== YOUR OBJECTIVE ==
In the material below, the lines containing the word "Results" are required; copy each of them.

____

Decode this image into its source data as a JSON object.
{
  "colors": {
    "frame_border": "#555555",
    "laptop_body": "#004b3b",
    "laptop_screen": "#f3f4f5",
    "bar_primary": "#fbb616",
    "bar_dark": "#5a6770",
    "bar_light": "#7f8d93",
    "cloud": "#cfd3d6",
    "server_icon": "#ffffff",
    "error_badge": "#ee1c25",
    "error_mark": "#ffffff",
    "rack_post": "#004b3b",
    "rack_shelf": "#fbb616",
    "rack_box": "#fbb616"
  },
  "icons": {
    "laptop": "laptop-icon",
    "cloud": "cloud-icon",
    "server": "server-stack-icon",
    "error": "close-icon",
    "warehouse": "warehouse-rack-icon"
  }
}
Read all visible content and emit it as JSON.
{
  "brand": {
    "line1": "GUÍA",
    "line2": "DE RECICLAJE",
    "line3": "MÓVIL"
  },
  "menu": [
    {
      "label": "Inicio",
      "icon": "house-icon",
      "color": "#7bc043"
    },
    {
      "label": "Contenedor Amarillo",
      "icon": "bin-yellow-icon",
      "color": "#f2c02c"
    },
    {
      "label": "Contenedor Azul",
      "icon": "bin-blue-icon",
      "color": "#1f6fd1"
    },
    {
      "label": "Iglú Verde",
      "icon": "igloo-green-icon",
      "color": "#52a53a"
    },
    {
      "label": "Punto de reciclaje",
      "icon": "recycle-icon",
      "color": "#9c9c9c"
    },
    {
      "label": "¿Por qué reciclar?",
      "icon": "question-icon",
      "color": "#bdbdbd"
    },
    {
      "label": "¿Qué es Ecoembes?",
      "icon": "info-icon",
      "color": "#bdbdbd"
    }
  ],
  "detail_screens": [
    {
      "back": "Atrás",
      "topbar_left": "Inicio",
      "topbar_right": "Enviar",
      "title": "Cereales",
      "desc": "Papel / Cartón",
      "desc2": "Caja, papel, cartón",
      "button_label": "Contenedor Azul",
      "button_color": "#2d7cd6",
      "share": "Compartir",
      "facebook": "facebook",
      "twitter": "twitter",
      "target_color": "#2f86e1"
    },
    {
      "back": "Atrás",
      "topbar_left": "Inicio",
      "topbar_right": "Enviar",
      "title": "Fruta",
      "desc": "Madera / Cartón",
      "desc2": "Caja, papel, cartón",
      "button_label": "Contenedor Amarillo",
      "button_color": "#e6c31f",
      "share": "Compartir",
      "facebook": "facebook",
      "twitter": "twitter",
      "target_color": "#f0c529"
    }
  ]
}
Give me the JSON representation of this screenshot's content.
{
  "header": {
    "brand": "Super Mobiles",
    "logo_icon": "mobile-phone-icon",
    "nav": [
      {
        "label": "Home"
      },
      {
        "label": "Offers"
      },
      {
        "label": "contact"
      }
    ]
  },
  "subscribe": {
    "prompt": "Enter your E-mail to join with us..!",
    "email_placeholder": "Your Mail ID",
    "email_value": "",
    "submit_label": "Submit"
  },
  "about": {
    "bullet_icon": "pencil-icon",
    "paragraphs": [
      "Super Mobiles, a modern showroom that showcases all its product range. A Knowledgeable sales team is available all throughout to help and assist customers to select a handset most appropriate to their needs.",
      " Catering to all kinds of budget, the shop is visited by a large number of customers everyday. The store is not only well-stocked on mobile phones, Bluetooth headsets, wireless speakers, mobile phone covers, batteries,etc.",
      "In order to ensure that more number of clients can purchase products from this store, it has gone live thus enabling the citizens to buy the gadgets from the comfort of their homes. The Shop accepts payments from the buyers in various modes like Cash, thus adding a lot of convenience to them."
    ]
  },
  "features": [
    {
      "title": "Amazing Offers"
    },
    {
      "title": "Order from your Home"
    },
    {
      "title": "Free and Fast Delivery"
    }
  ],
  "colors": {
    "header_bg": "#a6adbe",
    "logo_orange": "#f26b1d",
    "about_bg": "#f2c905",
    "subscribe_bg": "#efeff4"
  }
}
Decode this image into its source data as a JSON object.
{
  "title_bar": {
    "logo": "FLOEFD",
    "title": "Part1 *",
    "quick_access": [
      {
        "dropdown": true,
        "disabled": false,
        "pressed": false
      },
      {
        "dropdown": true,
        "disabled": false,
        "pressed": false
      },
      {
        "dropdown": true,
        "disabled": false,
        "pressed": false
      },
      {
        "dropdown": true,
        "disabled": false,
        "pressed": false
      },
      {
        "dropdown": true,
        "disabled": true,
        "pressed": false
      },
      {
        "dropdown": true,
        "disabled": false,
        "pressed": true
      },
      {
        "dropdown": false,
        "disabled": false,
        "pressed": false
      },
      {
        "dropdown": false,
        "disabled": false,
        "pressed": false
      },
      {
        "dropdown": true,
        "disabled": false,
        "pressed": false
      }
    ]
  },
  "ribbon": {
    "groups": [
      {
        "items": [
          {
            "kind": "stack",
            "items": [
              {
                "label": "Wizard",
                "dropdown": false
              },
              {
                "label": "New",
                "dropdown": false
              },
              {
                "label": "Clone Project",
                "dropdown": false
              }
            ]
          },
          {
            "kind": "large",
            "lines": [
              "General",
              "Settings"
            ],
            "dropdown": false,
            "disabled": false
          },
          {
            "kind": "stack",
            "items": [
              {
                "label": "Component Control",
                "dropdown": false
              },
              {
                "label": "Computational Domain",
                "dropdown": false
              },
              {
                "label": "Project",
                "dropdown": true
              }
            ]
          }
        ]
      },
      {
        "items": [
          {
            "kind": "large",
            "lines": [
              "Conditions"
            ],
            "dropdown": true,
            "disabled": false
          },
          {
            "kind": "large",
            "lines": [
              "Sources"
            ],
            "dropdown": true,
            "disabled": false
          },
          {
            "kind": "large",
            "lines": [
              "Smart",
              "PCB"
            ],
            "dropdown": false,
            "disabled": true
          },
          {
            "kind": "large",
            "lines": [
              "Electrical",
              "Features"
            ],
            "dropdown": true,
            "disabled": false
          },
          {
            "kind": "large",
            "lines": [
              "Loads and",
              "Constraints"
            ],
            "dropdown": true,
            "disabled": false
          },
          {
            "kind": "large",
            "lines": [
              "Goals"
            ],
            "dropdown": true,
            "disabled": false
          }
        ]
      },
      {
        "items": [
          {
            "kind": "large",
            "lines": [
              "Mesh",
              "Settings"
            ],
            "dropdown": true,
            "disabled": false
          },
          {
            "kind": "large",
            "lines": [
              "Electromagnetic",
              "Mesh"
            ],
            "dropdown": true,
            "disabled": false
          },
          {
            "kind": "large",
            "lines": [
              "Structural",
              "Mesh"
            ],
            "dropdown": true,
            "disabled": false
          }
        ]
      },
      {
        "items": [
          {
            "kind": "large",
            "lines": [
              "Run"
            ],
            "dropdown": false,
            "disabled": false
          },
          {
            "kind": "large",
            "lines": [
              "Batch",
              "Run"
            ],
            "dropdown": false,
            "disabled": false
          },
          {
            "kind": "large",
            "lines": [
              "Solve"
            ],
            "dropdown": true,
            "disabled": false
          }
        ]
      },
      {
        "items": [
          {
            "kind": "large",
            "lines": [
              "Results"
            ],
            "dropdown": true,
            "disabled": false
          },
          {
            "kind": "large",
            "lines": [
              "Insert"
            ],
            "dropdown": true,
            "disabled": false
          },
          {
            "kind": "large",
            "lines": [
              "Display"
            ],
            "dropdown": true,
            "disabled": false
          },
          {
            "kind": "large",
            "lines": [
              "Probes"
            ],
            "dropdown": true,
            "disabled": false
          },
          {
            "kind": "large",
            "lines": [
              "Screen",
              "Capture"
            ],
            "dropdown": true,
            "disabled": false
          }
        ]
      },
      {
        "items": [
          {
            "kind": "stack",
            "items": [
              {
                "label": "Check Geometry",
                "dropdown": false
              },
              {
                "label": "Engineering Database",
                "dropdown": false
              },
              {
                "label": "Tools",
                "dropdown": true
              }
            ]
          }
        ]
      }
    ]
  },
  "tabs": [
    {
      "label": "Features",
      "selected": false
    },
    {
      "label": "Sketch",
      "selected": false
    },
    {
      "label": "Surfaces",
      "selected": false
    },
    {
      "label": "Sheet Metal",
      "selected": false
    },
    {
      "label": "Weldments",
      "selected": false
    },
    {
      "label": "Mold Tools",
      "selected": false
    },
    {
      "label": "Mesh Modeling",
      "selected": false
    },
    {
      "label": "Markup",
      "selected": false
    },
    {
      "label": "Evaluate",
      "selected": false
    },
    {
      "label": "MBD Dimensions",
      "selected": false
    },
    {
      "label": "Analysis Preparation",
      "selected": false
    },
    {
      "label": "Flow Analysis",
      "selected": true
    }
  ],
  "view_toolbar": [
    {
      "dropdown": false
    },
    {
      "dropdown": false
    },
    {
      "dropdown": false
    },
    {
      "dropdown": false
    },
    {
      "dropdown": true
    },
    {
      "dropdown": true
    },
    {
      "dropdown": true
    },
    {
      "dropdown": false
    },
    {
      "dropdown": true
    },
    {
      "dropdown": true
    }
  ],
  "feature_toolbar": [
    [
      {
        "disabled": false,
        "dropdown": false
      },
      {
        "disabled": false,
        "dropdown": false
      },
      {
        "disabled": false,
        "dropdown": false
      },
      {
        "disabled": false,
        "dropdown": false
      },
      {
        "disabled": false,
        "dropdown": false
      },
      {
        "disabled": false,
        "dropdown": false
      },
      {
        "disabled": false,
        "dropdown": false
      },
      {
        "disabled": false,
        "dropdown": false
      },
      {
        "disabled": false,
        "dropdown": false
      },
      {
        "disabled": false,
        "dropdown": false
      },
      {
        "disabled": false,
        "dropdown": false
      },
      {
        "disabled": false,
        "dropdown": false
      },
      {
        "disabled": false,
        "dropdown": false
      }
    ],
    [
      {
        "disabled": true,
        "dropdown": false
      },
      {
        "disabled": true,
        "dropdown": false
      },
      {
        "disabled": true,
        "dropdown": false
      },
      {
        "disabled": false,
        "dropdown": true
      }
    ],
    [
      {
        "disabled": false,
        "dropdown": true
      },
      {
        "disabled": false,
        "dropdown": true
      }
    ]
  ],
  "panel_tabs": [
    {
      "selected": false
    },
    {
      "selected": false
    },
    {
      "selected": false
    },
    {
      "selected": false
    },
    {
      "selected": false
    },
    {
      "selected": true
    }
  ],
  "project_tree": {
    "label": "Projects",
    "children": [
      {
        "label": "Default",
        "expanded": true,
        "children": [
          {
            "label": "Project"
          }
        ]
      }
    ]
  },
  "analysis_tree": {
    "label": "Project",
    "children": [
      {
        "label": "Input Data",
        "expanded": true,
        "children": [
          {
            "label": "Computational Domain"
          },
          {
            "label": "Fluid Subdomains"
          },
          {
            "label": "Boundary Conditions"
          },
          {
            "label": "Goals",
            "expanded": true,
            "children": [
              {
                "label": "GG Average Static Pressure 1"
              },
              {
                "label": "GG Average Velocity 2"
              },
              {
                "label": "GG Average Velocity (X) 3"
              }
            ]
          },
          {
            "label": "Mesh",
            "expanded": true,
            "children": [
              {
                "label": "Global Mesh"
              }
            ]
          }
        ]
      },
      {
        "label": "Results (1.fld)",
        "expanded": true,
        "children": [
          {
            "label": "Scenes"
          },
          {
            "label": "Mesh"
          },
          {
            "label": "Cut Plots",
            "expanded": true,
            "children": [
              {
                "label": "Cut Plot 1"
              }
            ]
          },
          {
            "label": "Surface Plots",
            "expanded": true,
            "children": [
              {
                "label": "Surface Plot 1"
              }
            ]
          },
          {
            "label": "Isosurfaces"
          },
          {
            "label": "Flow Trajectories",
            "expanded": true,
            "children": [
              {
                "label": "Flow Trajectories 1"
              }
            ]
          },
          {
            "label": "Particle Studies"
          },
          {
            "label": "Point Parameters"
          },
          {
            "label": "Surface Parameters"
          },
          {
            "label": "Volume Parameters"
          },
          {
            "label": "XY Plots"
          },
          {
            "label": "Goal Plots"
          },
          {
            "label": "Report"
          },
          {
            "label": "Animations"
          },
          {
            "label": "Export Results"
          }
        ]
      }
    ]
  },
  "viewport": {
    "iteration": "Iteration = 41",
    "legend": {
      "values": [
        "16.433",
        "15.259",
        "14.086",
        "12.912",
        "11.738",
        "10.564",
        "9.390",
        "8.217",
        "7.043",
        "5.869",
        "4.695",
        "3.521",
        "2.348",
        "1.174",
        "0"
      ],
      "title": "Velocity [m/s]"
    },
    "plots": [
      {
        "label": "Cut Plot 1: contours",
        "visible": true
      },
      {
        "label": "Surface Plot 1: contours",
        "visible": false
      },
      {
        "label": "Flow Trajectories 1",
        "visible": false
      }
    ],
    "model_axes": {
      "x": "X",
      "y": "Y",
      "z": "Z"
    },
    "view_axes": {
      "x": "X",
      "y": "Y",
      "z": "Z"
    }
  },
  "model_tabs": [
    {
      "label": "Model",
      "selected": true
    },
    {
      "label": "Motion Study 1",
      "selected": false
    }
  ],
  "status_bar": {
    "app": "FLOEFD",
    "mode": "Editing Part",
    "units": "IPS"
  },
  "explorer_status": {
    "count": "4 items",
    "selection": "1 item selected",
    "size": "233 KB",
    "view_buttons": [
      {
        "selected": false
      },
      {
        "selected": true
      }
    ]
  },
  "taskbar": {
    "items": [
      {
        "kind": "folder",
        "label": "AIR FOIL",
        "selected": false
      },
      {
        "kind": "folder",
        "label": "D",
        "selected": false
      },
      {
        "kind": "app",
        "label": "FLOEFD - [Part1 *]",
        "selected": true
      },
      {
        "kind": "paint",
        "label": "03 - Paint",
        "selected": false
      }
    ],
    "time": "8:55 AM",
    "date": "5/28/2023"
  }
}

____

== OUTPUT FOR THIS TASK ==
              "Results"
        "label": "Results (1.fld)",
            "label": "Export Results"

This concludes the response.